The governor, at a Capitol news conference with state and federal disaster officials, noted that snowpack and “stored moisture” in river basins remain at record levels and that most rivers are already full.
“You don’t need a $2 calculator to know that we’re going to have some flooding,” he said.
As he spoke, Schweitzer pointed to a map showing 20 sites, from Kalispell to Glendive, that are at or near flood stage along numerous rivers. With more rain in the immediate forecast and much snow yet to melt, water should remain high for weeks, he said.
The worst flooding is expected to continue along the Musselshell, Smith and Judith rivers in central Montana, which have already inundated Roundup and areas near Harlowton, Ryegate and Lewistown, and the Tongue and Powder rivers in southeastern Montana, Schweitzer said.
He also said he’d be “concerned” about anywhere along the Yellowstone River in southern and eastern Montana, and the city of Great Falls, which lies at the confluence of the Sun and Missouri rivers, which have huge amounts of snow remaining in their respective basins.
Meanwhile, officials from the Federal Emergency Management Agency are in Montana and damage assessment teams will be deployed by Thursday, fanning out across the state to tally up damage to public infrastructure, said Michael Ordonez of FEMA’s regional office in Denver.
The information will be used to assess whether parts of Montana should be declared a disaster area and become eligible for federal help in rebuilding infrastructure. The state must exceed $1.2 million in damage before becoming eligible for a declaration, after which the federal government would pay 75 percent of the rebuilding costs, the governor said.
However, that aid would focus on infrastructure and won’t reimburse individuals for damage to their home or property, officials said.
Ordonez said there’s a separate process for determining whether Montana is eligible for federal aid to individuals harmed by a disaster, and other programs that may cover damage to agriculture.
The governor said people shouldn’t expect aid from the federal government, but should assess damages and report them to insurers and local emergency officials, in case Montana becomes eligible.

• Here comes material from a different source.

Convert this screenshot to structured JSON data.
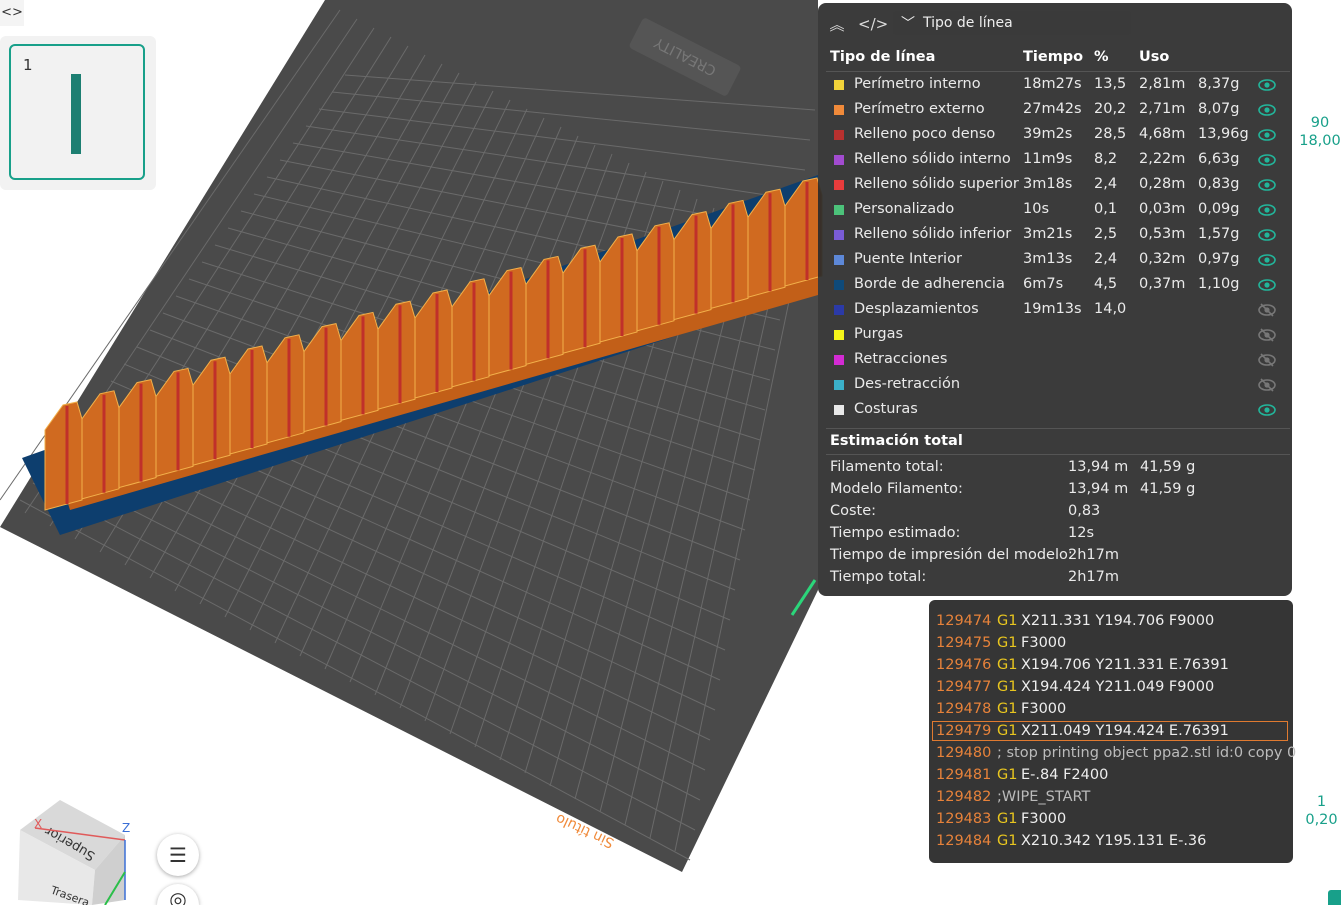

“What the state of Montana is going to be on the hook for is state highways, bridges, roads and access sites,” Schweitzer said. “With a presidential (disaster) declaration, hopefully we’ll unload a little bit of that on the federal government.”
Schweitzer said he hopes a disaster declaration for infrastructure will occur within a week or so.
The Montana National Guard also has 98 soldiers working traffic control near Roundup and on the Crow Indian Reservation, warning residents against entering areas still deemed dangerous.
But Adjutant Gen. John Walsh said the Guard isn’t preventing anyone from returning to their homes if they want to.
Schweitzer also said the Guard will be in the field as briefly as possible, because of the cost to the state, and that local officials shouldn’t request help from the Guard unless they’ve exhausted all local resources.
“Don’t ask us to send in the National Guard to fill sandbags,” he said.